**Goal of the exercise:**
From the records below, count the lines containing the word "highlighted" and give only that number.

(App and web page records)
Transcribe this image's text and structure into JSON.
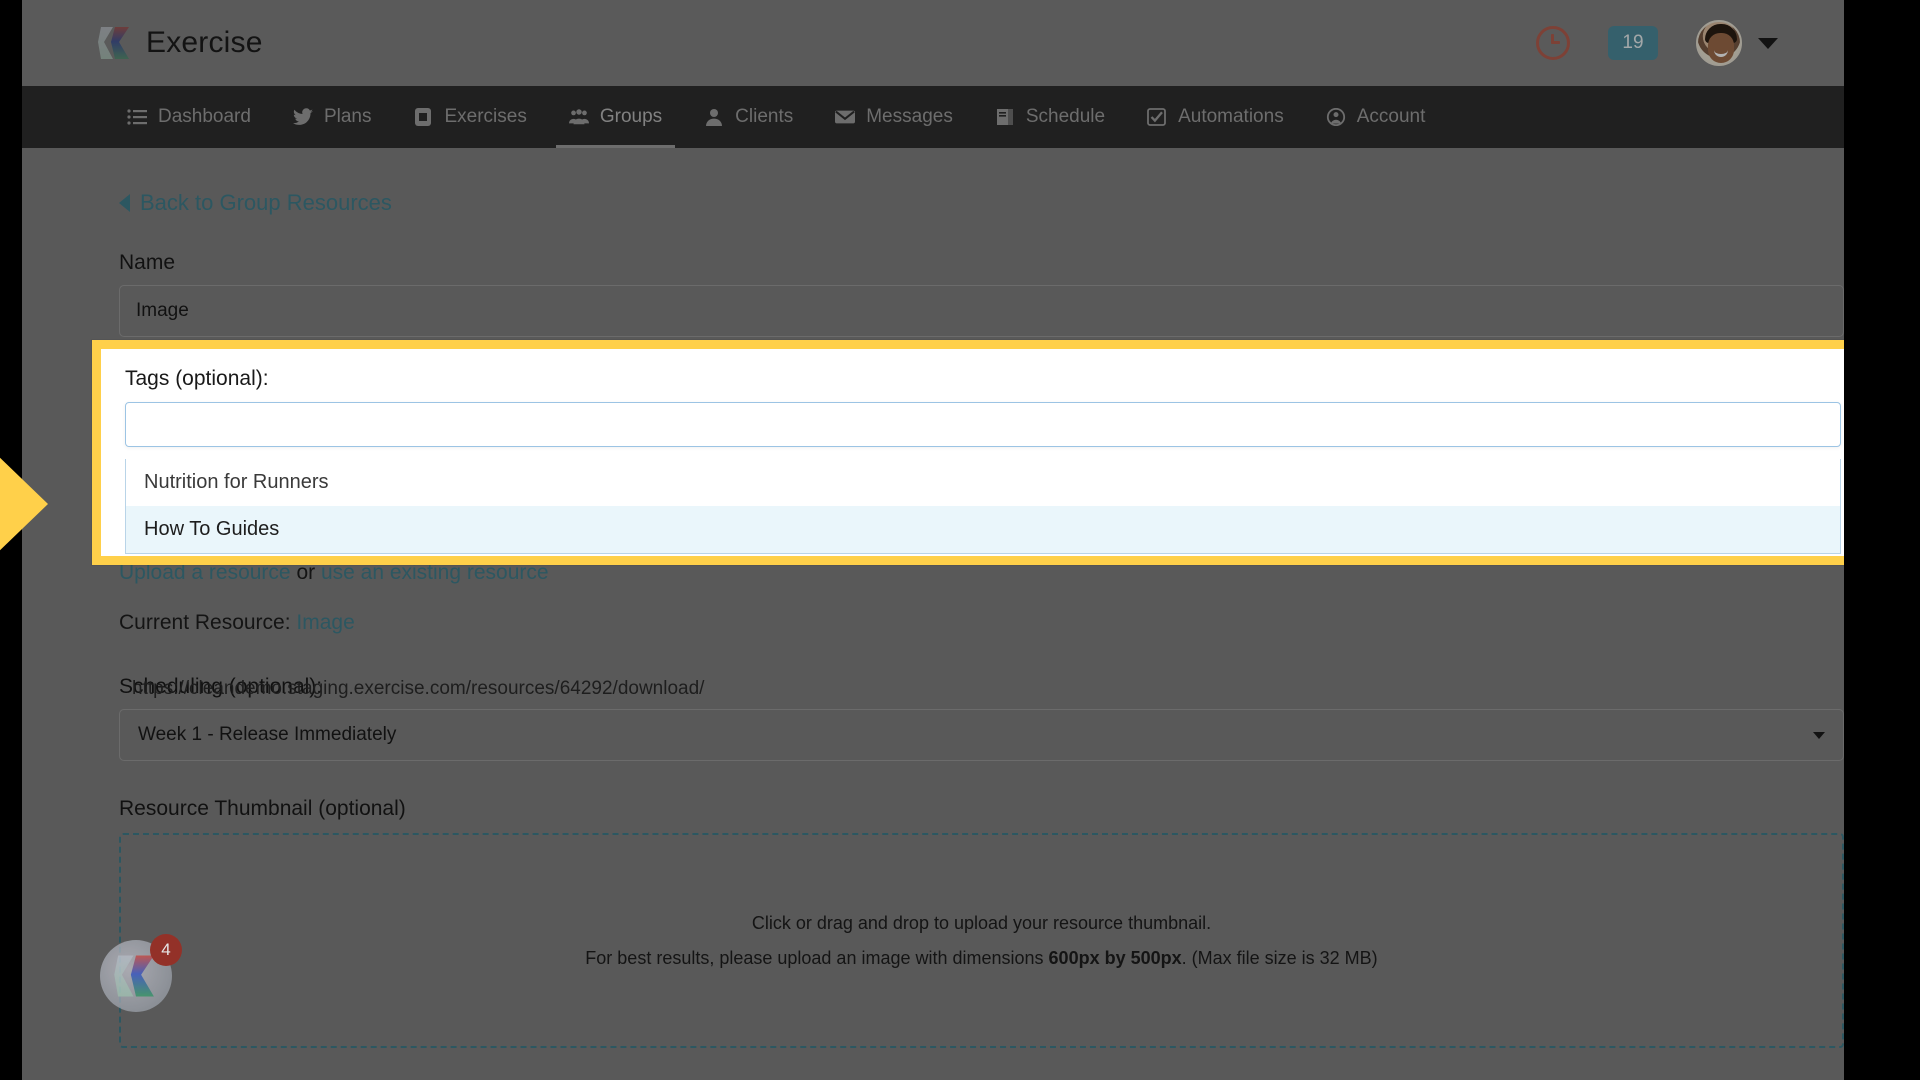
{
  "header": {
    "brand_name": "Exercise",
    "clock_icon": "clock-icon",
    "notification_count": "19",
    "avatar_icon": "user-avatar",
    "chevron_icon": "chevron-down-icon"
  },
  "nav": {
    "items": [
      {
        "label": "Dashboard",
        "icon": "list-icon",
        "active": false
      },
      {
        "label": "Plans",
        "icon": "bird-icon",
        "active": false
      },
      {
        "label": "Exercises",
        "icon": "phone-icon",
        "active": false
      },
      {
        "label": "Groups",
        "icon": "users-icon",
        "active": true
      },
      {
        "label": "Clients",
        "icon": "person-icon",
        "active": false
      },
      {
        "label": "Messages",
        "icon": "envelope-icon",
        "active": false
      },
      {
        "label": "Schedule",
        "icon": "book-icon",
        "active": false
      },
      {
        "label": "Automations",
        "icon": "check-square-icon",
        "active": false
      },
      {
        "label": "Account",
        "icon": "user-circle-icon",
        "active": false
      }
    ]
  },
  "main": {
    "back_link": "Back to Group Resources",
    "name_label": "Name",
    "name_value": "Image",
    "tags_label": "Tags (optional):",
    "tags_value": "",
    "tags_placeholder": "",
    "tag_options": [
      {
        "label": "Nutrition for Runners",
        "highlighted": false
      },
      {
        "label": "How To Guides",
        "highlighted": true
      }
    ],
    "resource_url": "https://cleandemo.staging.exercise.com/resources/64292/download/",
    "upload_link": "Upload a resource",
    "upload_or": " or ",
    "existing_link": "use an existing resource",
    "current_resource_label": "Current Resource: ",
    "current_resource_value": "Image",
    "scheduling_label": "Scheduling (optional):",
    "scheduling_value": "Week 1 - Release Immediately",
    "thumbnail_label": "Resource Thumbnail (optional)",
    "dropzone_line1": "Click or drag and drop to upload your resource thumbnail.",
    "dropzone_line2_pre": "For best results, please upload an image with dimensions ",
    "dropzone_line2_bold": "600px by 500px",
    "dropzone_line2_post": ". (Max file size is 32 MB)"
  },
  "widget": {
    "badge_count": "4",
    "icon": "exercise-logo-icon"
  },
  "annotation": {
    "arrow_icon": "right-arrow-pointer",
    "highlight_color": "#ffd04a"
  },
  "colors": {
    "accent_teal": "#3f7d8c",
    "nav_bg": "#2f2f2f",
    "badge_teal": "#4c8a9b",
    "clock_red": "#b85a4a",
    "highlight_yellow": "#ffd04a"
  }
}
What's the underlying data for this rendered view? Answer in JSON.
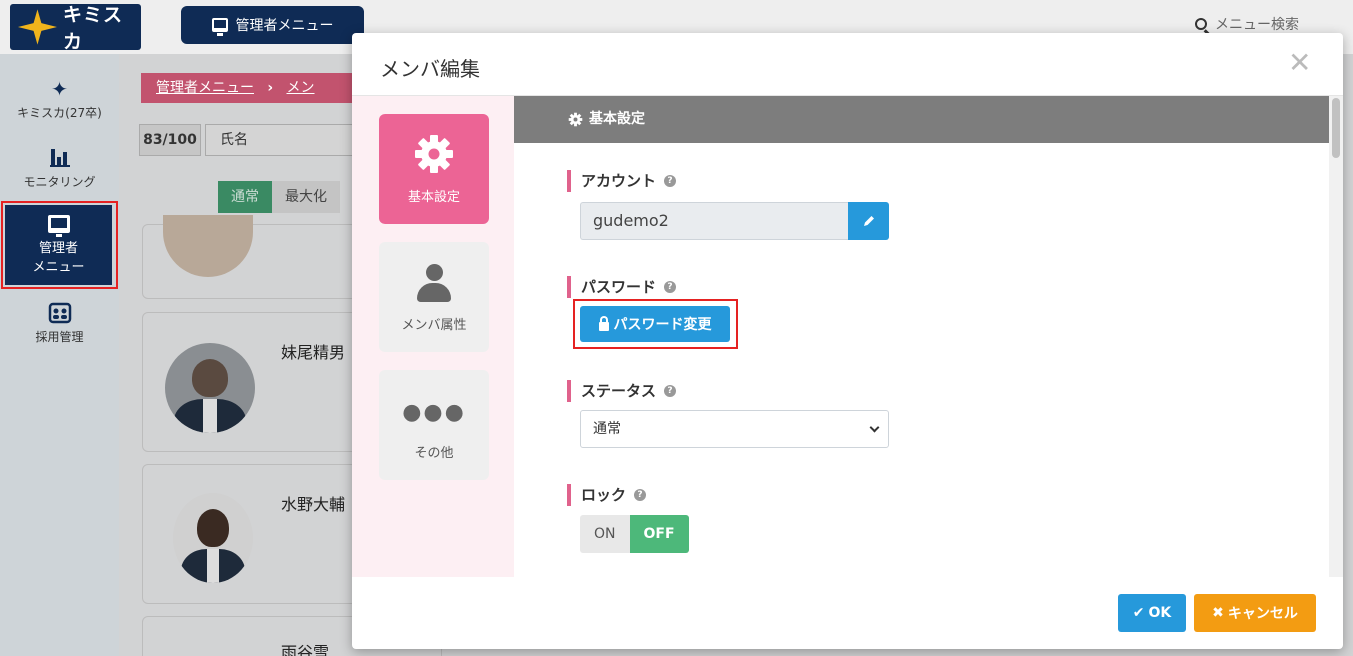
{
  "app": {
    "logo_text": "キミスカ",
    "admin_menu_button": "管理者メニュー",
    "menu_search_placeholder": "メニュー検索"
  },
  "sidebar": {
    "items": [
      {
        "label": "キミスカ(27卒)",
        "icon": "star-icon"
      },
      {
        "label": "モニタリング",
        "icon": "chart-icon"
      },
      {
        "label_line1": "管理者",
        "label_line2": "メニュー",
        "icon": "monitor-icon",
        "active": true
      },
      {
        "label": "採用管理",
        "icon": "id-card-icon"
      }
    ]
  },
  "background": {
    "breadcrumb_root": "管理者メニュー",
    "breadcrumb_sep": "›",
    "breadcrumb_current": "メン",
    "count": "83/100",
    "sort_value": "氏名",
    "view_normal": "通常",
    "view_max": "最大化",
    "cards": [
      {
        "name": "妹尾精男"
      },
      {
        "name": "水野大輔"
      },
      {
        "name": "雨谷雪"
      }
    ]
  },
  "modal": {
    "title": "メンバ編集",
    "close": "✕",
    "tabs": [
      {
        "label": "基本設定",
        "active": true
      },
      {
        "label": "メンバ属性",
        "active": false
      },
      {
        "label": "その他",
        "active": false
      }
    ],
    "section_header": "基本設定",
    "fields": {
      "account_label": "アカウント",
      "account_value": "gudemo2",
      "password_label": "パスワード",
      "password_button": "パスワード変更",
      "status_label": "ステータス",
      "status_value": "通常",
      "lock_label": "ロック",
      "lock_on": "ON",
      "lock_off": "OFF"
    },
    "ok_button": "OK",
    "cancel_button": "キャンセル"
  },
  "colors": {
    "navy": "#0f2b55",
    "pink_tab": "#ec6495",
    "primary_blue": "#2699db",
    "cancel_orange": "#f39c12",
    "toggle_green": "#4db87a",
    "highlight_red": "#e52222"
  }
}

**Solution for this task:**
2